In a statement, the former journalist said he regretted going public with his frustrations about the party's fortunes on election day, after the 'purple revolution' failed to deliver more than a single Westminster seat.
"I would like to apologise directly to Nigel for the phrase 'snarling, thin-skinned and aggressive'," he wrote.
"This was a fragment of a wider passage about perceptions and is not what I think of him. Nonetheless, I should have known better than anyone what use would be made of phrases that were both unkind and unfair.
"I am proud of what we achieved in the general election and am only sorry to have succumbed, as Roger (Helmer) put it with such impressive understatement, to public remarks that were 'unhelpful'. I think it appropriate to stand down as economic spokesman, which I have done.
"I hope in the months ahead to be of use to the great campaign to persuade the British people to leave the EU, which is after all what brought me into politics in the first place."
Farage has since released a statement, and hailed his party colleague as an "honourable man".
He said: "Patrick O'Flynn came in person to tell me he had realised that he had made a mistake and, being the honourable man that he is, tendered his resignation as UKIP Economics Spokesman.
"I accepted his resignation with some sadness, not least because he is very able and has been a great asset to the team. He continues to be a committed UKIP member and MEP."
Suzanne Evans, the party's deputy chairman and 2015 manifesto chief, was also quick to respond to the former spokesman's letter, saying: "Patrick O'Flynn is one of Ukip's hardest working MEPs.
"He has been an excellent economics spokesman and made valuable and professional contributions to our manifesto and our General Election campaign. I'm very sorry indeed to see him step down from his spokesman role."
O'Flynn's resignation will potentially leave Douglas Carswell, and those who called on Farage to take a "break" from the party leadership, more isolated.
Party donor Arron Banks last week led calls for Carswell, Evans and O’Flynn to leave the party.
In an interview with The Telegraph on Friday, Farage said: “I am drawing a line under bickering or briefing – I am not having any more of it. Enough’s enough.

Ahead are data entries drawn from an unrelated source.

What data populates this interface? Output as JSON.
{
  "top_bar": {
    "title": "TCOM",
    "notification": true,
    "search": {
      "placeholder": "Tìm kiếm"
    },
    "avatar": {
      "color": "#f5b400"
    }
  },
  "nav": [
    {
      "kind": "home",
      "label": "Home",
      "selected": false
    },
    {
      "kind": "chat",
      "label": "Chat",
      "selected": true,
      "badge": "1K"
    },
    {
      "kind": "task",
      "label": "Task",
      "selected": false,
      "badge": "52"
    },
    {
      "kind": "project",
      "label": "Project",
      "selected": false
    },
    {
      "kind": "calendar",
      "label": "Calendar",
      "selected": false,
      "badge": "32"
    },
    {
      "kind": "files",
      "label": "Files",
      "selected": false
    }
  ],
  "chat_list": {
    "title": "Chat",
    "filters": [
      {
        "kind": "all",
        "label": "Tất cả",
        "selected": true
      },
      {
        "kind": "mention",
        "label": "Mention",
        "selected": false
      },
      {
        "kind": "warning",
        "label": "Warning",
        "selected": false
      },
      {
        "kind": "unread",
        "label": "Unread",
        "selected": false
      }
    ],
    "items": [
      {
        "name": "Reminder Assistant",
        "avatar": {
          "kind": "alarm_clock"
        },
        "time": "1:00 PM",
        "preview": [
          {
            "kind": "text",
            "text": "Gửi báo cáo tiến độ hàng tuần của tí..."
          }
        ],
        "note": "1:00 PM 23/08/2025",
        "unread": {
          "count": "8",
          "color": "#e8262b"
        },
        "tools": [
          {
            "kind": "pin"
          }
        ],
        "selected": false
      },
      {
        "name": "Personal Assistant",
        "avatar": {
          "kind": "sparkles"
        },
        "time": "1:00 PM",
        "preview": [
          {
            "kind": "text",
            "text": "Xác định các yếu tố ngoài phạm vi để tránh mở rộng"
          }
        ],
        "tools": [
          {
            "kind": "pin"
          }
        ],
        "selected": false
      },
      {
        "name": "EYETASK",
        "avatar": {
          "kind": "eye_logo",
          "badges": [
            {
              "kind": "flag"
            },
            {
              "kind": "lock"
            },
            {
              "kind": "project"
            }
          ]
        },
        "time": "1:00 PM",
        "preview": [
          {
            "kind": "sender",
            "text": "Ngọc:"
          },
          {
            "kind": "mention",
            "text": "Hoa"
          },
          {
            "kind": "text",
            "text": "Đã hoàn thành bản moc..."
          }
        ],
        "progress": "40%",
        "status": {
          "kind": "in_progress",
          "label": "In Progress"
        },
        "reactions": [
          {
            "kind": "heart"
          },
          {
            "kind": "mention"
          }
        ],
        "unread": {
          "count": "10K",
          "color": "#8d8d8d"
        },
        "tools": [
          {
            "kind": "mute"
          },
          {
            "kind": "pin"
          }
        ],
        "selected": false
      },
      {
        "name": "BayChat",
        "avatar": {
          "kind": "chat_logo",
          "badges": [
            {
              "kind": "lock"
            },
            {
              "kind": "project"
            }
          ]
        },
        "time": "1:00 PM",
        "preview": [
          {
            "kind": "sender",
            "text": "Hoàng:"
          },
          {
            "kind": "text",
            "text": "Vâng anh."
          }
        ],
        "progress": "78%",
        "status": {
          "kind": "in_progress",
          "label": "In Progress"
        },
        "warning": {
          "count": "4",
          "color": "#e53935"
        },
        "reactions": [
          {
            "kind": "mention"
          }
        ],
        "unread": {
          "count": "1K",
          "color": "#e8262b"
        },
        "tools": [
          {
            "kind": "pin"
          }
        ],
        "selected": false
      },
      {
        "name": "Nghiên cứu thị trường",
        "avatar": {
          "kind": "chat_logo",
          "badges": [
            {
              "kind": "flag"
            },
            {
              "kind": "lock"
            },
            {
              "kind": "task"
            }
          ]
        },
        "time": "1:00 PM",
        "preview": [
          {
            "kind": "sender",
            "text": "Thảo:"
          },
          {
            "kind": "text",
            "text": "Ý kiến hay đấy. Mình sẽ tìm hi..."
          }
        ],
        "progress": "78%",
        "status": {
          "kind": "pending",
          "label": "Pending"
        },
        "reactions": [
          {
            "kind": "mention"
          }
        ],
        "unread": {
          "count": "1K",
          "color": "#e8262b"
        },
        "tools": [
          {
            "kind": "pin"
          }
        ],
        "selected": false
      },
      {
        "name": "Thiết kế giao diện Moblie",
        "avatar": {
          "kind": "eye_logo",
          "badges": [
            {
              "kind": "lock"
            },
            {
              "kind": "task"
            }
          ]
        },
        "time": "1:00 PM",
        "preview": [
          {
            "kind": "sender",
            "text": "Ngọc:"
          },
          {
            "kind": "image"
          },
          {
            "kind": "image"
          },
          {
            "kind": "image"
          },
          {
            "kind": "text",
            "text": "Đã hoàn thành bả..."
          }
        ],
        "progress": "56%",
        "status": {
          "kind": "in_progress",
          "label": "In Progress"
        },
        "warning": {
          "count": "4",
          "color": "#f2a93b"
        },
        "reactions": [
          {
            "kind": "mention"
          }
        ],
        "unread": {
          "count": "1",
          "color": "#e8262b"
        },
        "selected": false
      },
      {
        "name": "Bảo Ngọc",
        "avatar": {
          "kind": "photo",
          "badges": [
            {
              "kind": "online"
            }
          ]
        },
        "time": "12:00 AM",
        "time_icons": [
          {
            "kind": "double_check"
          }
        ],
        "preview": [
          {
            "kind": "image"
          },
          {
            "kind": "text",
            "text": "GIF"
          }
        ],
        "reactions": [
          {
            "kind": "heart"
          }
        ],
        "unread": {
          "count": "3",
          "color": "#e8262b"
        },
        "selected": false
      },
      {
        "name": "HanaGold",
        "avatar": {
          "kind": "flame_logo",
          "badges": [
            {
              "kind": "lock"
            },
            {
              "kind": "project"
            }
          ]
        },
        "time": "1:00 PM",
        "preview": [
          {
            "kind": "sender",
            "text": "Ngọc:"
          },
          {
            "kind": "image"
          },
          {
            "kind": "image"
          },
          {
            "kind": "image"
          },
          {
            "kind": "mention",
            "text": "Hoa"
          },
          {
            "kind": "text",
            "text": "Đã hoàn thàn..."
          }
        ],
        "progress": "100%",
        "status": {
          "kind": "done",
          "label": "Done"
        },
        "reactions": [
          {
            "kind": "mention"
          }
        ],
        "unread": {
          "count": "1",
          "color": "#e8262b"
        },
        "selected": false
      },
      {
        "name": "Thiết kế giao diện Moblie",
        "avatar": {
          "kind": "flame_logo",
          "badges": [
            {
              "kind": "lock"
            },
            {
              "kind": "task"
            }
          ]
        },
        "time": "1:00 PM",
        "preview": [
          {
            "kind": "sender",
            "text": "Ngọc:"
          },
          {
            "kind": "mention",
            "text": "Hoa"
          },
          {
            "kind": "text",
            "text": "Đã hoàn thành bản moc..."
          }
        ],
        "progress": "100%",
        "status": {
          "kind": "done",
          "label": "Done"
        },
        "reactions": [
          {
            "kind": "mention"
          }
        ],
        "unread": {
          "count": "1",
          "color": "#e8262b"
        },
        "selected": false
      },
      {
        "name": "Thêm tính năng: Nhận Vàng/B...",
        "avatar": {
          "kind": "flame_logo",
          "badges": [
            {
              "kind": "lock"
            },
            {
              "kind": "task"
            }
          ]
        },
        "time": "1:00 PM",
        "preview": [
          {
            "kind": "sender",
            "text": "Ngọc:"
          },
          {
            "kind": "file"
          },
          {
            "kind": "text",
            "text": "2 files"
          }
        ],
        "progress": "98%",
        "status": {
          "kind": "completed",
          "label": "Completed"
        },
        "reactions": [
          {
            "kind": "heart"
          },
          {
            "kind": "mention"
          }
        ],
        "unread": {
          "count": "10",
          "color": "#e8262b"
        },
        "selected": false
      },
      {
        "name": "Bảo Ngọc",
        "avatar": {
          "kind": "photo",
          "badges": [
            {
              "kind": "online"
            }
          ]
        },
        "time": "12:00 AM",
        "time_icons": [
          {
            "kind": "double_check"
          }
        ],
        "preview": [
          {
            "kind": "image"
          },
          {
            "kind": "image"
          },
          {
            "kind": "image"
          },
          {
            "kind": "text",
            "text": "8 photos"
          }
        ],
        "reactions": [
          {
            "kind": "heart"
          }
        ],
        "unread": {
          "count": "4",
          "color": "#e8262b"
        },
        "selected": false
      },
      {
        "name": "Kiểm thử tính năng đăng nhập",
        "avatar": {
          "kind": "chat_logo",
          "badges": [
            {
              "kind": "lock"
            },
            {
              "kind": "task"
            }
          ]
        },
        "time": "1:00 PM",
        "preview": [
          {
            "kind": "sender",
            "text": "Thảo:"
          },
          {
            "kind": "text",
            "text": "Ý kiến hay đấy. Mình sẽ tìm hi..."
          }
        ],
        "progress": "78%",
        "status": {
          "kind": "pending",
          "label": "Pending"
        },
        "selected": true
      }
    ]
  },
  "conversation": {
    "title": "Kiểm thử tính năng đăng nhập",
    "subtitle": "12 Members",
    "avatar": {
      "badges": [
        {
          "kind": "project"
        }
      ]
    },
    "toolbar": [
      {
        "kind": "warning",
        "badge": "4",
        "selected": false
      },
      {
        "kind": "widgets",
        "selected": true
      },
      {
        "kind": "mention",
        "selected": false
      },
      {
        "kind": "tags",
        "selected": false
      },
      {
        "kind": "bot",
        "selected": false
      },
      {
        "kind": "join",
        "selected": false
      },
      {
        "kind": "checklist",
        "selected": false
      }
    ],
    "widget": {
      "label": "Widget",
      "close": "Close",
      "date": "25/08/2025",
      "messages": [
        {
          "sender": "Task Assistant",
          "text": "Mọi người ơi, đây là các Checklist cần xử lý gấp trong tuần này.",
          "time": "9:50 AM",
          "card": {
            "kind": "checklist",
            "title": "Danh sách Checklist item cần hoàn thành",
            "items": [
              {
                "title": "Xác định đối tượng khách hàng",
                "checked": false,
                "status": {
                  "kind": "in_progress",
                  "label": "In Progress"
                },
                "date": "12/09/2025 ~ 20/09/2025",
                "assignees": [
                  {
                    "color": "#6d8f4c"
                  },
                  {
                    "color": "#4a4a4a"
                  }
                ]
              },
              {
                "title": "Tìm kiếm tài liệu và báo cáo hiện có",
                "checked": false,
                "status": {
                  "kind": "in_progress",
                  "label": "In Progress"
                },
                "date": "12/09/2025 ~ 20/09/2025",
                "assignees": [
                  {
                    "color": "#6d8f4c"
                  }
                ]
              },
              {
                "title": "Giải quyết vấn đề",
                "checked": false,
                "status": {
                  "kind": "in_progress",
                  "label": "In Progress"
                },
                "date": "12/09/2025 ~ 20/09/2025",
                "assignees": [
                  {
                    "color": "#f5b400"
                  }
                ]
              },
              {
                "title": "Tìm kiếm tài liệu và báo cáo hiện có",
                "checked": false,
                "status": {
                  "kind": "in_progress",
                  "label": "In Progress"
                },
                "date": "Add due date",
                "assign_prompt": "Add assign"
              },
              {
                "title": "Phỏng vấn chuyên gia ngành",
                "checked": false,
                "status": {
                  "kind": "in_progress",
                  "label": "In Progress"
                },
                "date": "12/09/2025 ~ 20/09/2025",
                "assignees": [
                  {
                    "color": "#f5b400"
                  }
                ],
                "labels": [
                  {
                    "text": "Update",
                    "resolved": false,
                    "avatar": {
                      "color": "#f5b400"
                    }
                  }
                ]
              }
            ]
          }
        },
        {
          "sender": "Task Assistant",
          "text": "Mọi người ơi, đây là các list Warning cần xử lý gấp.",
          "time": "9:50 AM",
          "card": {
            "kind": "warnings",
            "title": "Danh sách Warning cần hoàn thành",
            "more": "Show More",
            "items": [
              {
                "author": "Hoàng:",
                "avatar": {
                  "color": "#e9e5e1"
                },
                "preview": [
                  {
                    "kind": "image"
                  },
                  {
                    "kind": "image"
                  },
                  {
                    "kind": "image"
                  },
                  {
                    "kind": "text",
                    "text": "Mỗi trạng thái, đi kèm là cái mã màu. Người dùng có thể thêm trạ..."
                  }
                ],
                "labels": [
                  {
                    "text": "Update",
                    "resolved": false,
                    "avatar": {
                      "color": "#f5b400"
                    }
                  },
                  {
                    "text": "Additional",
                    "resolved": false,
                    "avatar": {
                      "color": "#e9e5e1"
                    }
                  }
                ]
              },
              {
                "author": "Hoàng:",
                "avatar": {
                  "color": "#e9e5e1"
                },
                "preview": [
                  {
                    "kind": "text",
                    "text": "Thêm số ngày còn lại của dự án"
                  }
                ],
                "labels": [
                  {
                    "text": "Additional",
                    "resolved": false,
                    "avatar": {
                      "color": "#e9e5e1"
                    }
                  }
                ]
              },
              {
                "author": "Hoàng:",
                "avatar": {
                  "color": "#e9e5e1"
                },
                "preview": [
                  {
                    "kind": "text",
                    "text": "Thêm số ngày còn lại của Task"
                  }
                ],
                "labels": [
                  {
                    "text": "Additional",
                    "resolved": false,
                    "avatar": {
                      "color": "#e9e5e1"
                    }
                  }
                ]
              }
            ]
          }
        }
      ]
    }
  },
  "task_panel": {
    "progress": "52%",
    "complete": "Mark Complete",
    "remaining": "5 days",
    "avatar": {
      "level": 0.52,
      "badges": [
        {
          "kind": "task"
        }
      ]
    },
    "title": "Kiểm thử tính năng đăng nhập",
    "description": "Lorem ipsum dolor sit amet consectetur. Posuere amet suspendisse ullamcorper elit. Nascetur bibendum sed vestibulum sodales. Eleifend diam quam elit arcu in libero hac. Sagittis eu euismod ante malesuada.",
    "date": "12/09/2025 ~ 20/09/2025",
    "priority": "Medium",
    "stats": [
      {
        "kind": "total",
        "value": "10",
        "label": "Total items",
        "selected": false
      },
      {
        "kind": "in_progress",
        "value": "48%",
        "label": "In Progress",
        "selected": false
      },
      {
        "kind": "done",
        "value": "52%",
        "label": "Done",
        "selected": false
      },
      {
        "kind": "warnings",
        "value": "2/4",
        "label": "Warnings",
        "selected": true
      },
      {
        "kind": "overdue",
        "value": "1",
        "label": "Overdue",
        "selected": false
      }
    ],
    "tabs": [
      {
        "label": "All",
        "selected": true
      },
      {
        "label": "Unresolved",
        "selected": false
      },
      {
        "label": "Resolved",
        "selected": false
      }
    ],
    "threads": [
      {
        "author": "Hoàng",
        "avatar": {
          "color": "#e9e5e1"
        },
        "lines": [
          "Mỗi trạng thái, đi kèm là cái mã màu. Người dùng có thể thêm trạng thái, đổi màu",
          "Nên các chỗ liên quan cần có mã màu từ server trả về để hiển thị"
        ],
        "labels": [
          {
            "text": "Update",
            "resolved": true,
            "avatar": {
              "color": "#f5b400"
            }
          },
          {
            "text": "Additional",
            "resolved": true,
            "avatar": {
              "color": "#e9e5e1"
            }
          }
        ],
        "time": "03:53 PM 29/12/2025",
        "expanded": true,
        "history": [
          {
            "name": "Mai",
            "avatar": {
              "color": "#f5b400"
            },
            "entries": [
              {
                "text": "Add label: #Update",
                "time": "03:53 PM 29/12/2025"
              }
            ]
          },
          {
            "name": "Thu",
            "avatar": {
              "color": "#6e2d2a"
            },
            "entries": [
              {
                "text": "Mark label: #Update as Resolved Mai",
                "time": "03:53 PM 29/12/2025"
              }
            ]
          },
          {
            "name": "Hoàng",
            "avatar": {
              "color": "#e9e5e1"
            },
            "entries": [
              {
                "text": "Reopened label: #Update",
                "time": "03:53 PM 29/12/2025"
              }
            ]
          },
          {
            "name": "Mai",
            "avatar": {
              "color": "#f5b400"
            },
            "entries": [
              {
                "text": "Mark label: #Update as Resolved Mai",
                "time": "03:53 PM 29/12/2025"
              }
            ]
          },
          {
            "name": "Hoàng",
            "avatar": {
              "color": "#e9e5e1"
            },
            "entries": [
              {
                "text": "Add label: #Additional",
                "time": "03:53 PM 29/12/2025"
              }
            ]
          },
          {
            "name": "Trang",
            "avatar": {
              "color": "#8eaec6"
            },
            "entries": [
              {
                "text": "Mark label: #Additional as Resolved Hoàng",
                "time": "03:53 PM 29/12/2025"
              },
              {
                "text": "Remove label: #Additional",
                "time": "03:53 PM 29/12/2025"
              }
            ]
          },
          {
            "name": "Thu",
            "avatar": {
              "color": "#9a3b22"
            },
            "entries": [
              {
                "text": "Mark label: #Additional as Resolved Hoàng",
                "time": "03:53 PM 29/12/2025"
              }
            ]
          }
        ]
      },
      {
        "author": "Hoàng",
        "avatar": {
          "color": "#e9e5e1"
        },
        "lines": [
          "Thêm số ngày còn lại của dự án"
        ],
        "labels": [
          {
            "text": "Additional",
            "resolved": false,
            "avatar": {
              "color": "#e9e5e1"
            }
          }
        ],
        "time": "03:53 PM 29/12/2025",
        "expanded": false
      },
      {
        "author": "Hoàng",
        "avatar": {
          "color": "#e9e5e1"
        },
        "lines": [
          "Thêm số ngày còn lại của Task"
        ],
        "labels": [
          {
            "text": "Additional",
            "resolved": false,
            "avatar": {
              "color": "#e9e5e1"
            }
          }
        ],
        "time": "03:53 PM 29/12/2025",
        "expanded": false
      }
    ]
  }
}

“If that means I have to move into a slightly autocratic mode, and say if anyone is caught briefing behind anyone’s backs after what we have gone through over the past three days will be removed."
Senior UKIP sources warned last week that O’Flynn would lose his economics brief and be told to work his way back to the top.
After Farage was reinstated by the NEC as party leader following his promised resignation, open party warfare commenced, with several senior Ukip figures calling for his resignation, while others lined up to defend him - and two key officials lost their jobs.